Author: Kristen Ciccarelli
Series Number: 1
Publication Date: October 3, 2017
Genres: Young Adult, Fantasy
Where I received the book: I received a copy of this book from Hachette NZ in exchange for a honest review.
Summary: In the beginning, there was the Namsara: the child of sky and spirit, who carried love and laughter wherever he went. But where there is light, there must be darkness—and so there was also the Iskari. The child of blood and moonlight. The destroyer. The death-bringer.
These are the legends that Asha, daughter of the king of Firgaard, has grown up learning in hushed whispers, drawn to the forbidden figures of the past. But it isn’t until she becomes the fiercest, most feared dragon slayer in the land that she takes on the role of the next Iskari—a lonely destiny that leaves her feeling more like a weapon than a girl.
Asha conquers each dragon and brings its head to the king, but no kill can free her from the shackles that await at home: her betrothal to the cruel commandant, a man who holds the truth about her nature in his palm. When she’s offered the chance to gain her freedom in exchange for the life of the most powerful dragon in Firgaard, she finds that there may be more truth to the ancient stories than she ever could have expected. With the help of a secret friend—a slave boy from her betrothed’s household—Asha must shed the layers of her Iskari bondage and open her heart to love, light, and a truth that has been kept from her.
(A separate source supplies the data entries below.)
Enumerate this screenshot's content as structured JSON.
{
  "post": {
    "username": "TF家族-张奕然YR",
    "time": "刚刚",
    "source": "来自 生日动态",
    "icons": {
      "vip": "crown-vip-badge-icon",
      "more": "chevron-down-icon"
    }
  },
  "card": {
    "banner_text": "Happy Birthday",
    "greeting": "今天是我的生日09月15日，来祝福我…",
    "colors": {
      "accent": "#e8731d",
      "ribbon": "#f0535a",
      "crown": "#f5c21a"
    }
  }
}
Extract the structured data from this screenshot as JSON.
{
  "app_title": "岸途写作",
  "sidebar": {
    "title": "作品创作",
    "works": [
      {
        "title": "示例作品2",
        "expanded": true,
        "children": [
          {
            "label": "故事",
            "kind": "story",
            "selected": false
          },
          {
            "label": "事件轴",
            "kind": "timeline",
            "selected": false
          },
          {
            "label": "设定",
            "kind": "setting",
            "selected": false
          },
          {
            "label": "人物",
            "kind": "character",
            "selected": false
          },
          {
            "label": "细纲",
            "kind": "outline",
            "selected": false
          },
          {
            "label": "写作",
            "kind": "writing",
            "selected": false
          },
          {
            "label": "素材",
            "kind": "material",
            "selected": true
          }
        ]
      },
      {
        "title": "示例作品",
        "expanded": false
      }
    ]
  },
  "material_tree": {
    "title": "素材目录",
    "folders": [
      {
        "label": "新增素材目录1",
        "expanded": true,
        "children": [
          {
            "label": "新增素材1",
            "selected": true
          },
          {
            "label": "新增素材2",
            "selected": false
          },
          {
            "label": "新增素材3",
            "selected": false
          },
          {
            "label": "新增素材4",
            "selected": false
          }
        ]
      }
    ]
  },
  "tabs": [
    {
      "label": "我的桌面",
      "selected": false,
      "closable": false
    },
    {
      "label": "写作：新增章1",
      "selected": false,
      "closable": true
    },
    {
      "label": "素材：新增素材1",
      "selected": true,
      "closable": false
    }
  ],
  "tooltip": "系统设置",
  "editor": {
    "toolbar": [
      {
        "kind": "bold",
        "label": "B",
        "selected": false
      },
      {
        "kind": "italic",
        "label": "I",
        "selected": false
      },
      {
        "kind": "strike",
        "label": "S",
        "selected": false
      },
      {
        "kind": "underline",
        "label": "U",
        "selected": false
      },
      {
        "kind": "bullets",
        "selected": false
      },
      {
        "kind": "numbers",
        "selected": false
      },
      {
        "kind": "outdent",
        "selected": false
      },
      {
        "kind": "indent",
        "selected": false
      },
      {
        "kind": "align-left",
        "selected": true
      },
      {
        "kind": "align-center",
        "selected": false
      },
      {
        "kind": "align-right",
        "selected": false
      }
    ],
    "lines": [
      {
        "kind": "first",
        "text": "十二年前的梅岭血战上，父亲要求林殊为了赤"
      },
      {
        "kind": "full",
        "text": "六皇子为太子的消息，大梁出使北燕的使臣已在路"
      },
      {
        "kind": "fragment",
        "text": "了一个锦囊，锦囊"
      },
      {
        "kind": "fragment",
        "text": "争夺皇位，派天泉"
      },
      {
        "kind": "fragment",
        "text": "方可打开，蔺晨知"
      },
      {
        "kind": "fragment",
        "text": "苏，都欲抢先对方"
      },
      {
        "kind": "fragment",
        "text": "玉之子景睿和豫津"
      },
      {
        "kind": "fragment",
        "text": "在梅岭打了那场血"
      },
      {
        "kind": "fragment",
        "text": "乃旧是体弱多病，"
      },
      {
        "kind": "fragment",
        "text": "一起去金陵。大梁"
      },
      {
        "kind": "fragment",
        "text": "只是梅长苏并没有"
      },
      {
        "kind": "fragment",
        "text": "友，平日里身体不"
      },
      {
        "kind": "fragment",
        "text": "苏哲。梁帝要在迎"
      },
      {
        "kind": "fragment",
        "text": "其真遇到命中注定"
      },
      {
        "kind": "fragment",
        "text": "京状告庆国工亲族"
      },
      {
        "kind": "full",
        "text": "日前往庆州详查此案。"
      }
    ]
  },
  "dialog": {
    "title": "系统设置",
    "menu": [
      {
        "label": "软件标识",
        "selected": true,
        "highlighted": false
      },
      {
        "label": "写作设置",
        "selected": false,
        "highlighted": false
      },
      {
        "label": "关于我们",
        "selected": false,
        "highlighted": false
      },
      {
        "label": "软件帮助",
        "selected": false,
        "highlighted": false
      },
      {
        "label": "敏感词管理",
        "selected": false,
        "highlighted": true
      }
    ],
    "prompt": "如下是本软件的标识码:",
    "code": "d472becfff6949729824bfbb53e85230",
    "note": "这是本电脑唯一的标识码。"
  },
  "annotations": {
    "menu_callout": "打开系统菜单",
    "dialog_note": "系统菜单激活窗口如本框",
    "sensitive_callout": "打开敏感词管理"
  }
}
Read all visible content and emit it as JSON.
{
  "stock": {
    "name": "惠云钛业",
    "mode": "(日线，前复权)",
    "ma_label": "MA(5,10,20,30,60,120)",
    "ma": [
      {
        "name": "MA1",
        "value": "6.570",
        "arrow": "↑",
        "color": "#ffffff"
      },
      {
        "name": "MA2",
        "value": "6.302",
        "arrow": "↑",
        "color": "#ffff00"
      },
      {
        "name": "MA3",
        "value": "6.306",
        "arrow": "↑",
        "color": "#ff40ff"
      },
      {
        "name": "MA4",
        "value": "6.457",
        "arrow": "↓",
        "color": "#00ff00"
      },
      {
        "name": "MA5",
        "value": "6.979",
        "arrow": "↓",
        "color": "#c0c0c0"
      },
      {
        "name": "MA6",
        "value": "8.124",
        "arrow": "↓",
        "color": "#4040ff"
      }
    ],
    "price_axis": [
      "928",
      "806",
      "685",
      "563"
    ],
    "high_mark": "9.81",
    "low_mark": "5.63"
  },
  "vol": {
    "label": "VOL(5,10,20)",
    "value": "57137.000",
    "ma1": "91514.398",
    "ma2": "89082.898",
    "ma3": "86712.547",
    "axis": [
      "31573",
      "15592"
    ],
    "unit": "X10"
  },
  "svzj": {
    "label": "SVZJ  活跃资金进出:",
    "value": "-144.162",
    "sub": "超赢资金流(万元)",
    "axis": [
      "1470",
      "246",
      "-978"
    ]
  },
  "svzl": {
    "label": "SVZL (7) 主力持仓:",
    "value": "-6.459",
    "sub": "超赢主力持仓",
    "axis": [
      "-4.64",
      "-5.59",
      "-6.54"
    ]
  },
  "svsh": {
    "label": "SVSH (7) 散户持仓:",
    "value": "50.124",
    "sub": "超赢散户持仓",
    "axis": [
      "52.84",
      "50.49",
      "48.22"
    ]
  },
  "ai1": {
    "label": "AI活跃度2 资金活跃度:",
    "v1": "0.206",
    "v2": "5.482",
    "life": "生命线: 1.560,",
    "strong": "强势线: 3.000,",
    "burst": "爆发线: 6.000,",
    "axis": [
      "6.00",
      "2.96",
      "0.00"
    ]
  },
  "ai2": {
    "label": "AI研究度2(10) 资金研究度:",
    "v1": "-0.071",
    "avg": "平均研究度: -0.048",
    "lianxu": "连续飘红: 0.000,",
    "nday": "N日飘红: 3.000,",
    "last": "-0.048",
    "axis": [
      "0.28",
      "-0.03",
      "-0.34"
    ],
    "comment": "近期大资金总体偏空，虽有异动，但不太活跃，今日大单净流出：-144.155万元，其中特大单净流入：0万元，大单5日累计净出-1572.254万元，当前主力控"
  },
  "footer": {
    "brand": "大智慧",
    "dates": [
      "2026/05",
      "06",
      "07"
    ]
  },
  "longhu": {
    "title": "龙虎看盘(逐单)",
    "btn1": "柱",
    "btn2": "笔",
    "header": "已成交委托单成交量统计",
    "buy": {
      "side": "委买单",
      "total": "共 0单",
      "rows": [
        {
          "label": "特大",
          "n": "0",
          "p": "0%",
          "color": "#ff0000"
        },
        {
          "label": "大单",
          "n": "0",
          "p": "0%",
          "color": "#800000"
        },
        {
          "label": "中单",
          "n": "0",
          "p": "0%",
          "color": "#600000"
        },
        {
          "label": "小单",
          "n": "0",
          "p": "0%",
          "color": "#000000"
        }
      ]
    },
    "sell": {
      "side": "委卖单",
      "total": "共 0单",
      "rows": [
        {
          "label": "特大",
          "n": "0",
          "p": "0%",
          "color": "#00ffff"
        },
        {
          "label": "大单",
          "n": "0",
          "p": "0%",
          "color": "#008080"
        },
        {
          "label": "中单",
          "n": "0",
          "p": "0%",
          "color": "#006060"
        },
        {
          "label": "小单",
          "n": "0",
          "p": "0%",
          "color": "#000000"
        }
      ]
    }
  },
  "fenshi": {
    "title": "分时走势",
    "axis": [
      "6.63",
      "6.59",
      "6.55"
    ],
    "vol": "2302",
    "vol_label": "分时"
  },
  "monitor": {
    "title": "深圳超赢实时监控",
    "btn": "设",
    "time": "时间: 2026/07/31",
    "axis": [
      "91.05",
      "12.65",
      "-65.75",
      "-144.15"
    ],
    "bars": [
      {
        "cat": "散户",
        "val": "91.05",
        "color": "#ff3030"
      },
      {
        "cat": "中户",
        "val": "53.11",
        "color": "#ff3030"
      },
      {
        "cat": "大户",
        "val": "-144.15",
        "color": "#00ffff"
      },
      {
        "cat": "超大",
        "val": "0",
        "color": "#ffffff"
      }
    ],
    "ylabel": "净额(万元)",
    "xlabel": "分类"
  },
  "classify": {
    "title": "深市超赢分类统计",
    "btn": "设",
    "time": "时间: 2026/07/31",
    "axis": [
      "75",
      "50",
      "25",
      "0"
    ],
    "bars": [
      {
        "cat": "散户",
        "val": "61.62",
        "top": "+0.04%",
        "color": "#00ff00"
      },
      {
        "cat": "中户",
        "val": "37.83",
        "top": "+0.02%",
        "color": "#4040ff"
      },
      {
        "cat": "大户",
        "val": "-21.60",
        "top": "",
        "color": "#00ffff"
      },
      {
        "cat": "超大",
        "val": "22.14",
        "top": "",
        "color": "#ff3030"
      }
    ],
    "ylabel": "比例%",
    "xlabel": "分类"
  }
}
i’m just going to put this right out there: i probably won’t be reading the sequel. that’s not to say that i hated the last namsara (i mean, there were some good parts). my biggest issue is that it’s not very memorable.
one of my favourite things about the last namsara was the originality. i’ve read a lot of ya fantasy lately. i’ve been in a really bad slump thanks to constantly reading the single genre and not branching out much. because of this, i can confirm that this book is very good if you’re looking for something different. the first major thing was the use of dragons. for some reason, ya fantasy doesn’t feature much of this. the next thing that i thoroughly enjoyed was the mythology and world building. so much thought has gone into research and writing this book, and it really shows.
an important note to take from the last namsara is admitting that you’re wrong. i love how asha realised that everything she’d been taught to know was wrong. she changed her ways and she grew as a character. oftentimes, fantasy books feature a main character who seems to realise from the start that everything in society is wrong but the character themselves is correct. a+ to kristen ciccarelli.
not sure if this is because of my reading slump or not, but a lot of the story dragged. i couldn’t connect with the characters, and the romance didn’t feel relevant.
all in all, the last namsara was an okay book, and fantasy fanatics will definitely love it.